→ **Activity**:
Write the entries again exactly, with no line missing.

[Records drawn from a dataset]
+++++
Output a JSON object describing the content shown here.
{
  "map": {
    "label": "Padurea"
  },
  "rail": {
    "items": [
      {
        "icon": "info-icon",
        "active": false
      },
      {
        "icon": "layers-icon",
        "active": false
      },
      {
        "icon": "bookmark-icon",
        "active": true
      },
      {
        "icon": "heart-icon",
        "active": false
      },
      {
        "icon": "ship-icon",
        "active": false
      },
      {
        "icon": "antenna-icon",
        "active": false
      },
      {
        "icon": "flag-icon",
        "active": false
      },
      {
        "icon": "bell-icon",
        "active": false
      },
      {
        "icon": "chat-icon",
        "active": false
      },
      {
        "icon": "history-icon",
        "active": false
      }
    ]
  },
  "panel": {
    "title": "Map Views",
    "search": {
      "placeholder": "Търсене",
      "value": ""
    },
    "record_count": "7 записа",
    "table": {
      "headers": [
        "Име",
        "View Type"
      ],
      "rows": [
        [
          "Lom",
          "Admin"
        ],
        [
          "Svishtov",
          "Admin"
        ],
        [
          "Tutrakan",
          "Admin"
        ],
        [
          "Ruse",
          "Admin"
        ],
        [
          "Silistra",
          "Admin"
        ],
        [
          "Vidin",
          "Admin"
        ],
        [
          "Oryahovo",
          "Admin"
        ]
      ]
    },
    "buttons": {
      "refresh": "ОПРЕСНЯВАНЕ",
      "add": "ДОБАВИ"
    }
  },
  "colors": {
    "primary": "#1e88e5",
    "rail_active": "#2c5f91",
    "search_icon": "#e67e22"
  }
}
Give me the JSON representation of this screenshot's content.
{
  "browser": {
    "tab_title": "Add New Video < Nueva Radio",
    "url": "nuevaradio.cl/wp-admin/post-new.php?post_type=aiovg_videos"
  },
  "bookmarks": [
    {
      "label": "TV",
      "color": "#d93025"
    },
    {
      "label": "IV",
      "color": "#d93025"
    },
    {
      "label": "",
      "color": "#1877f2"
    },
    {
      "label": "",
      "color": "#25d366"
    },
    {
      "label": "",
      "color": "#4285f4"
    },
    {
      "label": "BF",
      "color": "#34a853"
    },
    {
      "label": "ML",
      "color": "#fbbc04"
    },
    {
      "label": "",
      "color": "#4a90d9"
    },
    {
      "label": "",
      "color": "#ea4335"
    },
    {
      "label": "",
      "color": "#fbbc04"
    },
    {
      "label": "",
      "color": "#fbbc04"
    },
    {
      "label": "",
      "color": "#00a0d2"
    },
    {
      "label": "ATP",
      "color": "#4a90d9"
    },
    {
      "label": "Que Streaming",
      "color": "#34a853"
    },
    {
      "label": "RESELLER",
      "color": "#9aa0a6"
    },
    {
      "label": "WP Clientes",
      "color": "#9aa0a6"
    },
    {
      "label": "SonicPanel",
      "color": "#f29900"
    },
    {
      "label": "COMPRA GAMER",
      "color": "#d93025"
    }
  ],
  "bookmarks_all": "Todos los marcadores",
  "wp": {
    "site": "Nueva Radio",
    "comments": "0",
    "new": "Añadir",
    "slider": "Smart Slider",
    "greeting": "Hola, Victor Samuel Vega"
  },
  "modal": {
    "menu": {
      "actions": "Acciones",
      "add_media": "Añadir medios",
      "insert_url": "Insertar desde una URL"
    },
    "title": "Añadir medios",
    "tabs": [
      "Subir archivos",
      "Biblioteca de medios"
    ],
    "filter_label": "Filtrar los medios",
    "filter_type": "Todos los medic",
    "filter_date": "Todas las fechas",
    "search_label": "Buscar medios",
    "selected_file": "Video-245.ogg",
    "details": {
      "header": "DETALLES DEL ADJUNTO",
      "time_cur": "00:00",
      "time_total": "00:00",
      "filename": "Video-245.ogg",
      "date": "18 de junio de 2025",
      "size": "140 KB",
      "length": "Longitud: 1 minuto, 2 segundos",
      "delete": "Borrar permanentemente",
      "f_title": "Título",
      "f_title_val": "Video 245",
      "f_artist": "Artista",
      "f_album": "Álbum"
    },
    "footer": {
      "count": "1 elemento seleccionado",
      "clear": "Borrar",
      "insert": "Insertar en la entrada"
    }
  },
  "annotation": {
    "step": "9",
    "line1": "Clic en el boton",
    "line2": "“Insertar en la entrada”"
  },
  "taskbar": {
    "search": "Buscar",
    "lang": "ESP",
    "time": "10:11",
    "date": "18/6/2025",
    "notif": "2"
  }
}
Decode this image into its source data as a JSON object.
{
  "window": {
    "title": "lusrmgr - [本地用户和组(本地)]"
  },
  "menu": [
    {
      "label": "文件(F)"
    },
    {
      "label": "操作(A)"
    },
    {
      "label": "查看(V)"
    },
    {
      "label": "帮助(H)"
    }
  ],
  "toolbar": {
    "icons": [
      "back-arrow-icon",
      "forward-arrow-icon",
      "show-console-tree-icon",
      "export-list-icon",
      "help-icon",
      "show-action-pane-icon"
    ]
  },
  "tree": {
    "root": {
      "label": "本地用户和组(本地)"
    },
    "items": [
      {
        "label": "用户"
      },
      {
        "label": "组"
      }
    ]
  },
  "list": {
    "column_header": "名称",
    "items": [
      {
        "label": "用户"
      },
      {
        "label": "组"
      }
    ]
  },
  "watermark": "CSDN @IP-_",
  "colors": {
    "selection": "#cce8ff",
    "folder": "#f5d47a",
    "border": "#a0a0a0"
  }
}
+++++
→ **Reply**:
Output a JSON object describing the content shown here.
{
  "map": {
    "label": "Padurea"
  },
  "rail": {
    "items": [
      {
        "icon": "info-icon",
        "active": false
      },
      {
        "icon": "layers-icon",
        "active": false
      },
      {
        "icon": "bookmark-icon",
        "active": true
      },
      {
        "icon": "heart-icon",
        "active": false
      },
      {
        "icon": "ship-icon",
        "active": false
      },
      {
        "icon": "antenna-icon",
        "active": false
      },
      {
        "icon": "flag-icon",
        "active": false
      },
      {
        "icon": "bell-icon",
        "active": false
      },
      {
        "icon": "chat-icon",
        "active": false
      },
      {
        "icon": "history-icon",
        "active": false
      }
    ]
  },
  "panel": {
    "title": "Map Views",
    "search": {
      "placeholder": "Търсене",
      "value": ""
    },
    "record_count": "7 записа",
    "table": {
      "headers": [
        "Име",
        "View Type"
      ],
      "rows": [
        [
          "Lom",
          "Admin"
        ],
        [
          "Svishtov",
          "Admin"
        ],
        [
          "Tutrakan",
          "Admin"
        ],
        [
          "Ruse",
          "Admin"
        ],
        [
          "Silistra",
          "Admin"
        ],
        [
          "Vidin",
          "Admin"
        ],
        [
          "Oryahovo",
          "Admin"
        ]
      ]
    },
    "buttons": {
      "refresh": "ОПРЕСНЯВАНЕ",
      "add": "ДОБАВИ"
    }
  },
  "colors": {
    "primary": "#1e88e5",
    "rail_active": "#2c5f91",
    "search_icon": "#e67e22"
  }
}
Give me the JSON representation of this screenshot's content.
{
  "browser": {
    "tab_title": "Add New Video < Nueva Radio",
    "url": "nuevaradio.cl/wp-admin/post-new.php?post_type=aiovg_videos"
  },
  "bookmarks": [
    {
      "label": "TV",
      "color": "#d93025"
    },
    {
      "label": "IV",
      "color": "#d93025"
    },
    {
      "label": "",
      "color": "#1877f2"
    },
    {
      "label": "",
      "color": "#25d366"
    },
    {
      "label": "",
      "color": "#4285f4"
    },
    {
      "label": "BF",
      "color": "#34a853"
    },
    {
      "label": "ML",
      "color": "#fbbc04"
    },
    {
      "label": "",
      "color": "#4a90d9"
    },
    {
      "label": "",
      "color": "#ea4335"
    },
    {
      "label": "",
      "color": "#fbbc04"
    },
    {
      "label": "",
      "color": "#fbbc04"
    },
    {
      "label": "",
      "color": "#00a0d2"
    },
    {
      "label": "ATP",
      "color": "#4a90d9"
    },
    {
      "label": "Que Streaming",
      "color": "#34a853"
    },
    {
      "label": "RESELLER",
      "color": "#9aa0a6"
    },
    {
      "label": "WP Clientes",
      "color": "#9aa0a6"
    },
    {
      "label": "SonicPanel",
      "color": "#f29900"
    },
    {
      "label": "COMPRA GAMER",
      "color": "#d93025"
    }
  ],
  "bookmarks_all": "Todos los marcadores",
  "wp": {
    "site": "Nueva Radio",
    "comments": "0",
    "new": "Añadir",
    "slider": "Smart Slider",
    "greeting": "Hola, Victor Samuel Vega"
  },
  "modal": {
    "menu": {
      "actions": "Acciones",
      "add_media": "Añadir medios",
      "insert_url": "Insertar desde una URL"
    },
    "title": "Añadir medios",
    "tabs": [
      "Subir archivos",
      "Biblioteca de medios"
    ],
    "filter_label": "Filtrar los medios",
    "filter_type": "Todos los medic",
    "filter_date": "Todas las fechas",
    "search_label": "Buscar medios",
    "selected_file": "Video-245.ogg",
    "details": {
      "header": "DETALLES DEL ADJUNTO",
      "time_cur": "00:00",
      "time_total": "00:00",
      "filename": "Video-245.ogg",
      "date": "18 de junio de 2025",
      "size": "140 KB",
      "length": "Longitud: 1 minuto, 2 segundos",
      "delete": "Borrar permanentemente",
      "f_title": "Título",
      "f_title_val": "Video 245",
      "f_artist": "Artista",
      "f_album": "Álbum"
    },
    "footer": {
      "count": "1 elemento seleccionado",
      "clear": "Borrar",
      "insert": "Insertar en la entrada"
    }
  },
  "annotation": {
    "step": "9",
    "line1": "Clic en el boton",
    "line2": "“Insertar en la entrada”"
  },
  "taskbar": {
    "search": "Buscar",
    "lang": "ESP",
    "time": "10:11",
    "date": "18/6/2025",
    "notif": "2"
  }
}
Decode this image into its source data as a JSON object.
{
  "window": {
    "title": "lusrmgr - [本地用户和组(本地)]"
  },
  "menu": [
    {
      "label": "文件(F)"
    },
    {
      "label": "操作(A)"
    },
    {
      "label": "查看(V)"
    },
    {
      "label": "帮助(H)"
    }
  ],
  "toolbar": {
    "icons": [
      "back-arrow-icon",
      "forward-arrow-icon",
      "show-console-tree-icon",
      "export-list-icon",
      "help-icon",
      "show-action-pane-icon"
    ]
  },
  "tree": {
    "root": {
      "label": "本地用户和组(本地)"
    },
    "items": [
      {
        "label": "用户"
      },
      {
        "label": "组"
      }
    ]
  },
  "list": {
    "column_header": "名称",
    "items": [
      {
        "label": "用户"
      },
      {
        "label": "组"
      }
    ]
  },
  "watermark": "CSDN @IP-_",
  "colors": {
    "selection": "#cce8ff",
    "folder": "#f5d47a",
    "border": "#a0a0a0"
  }
}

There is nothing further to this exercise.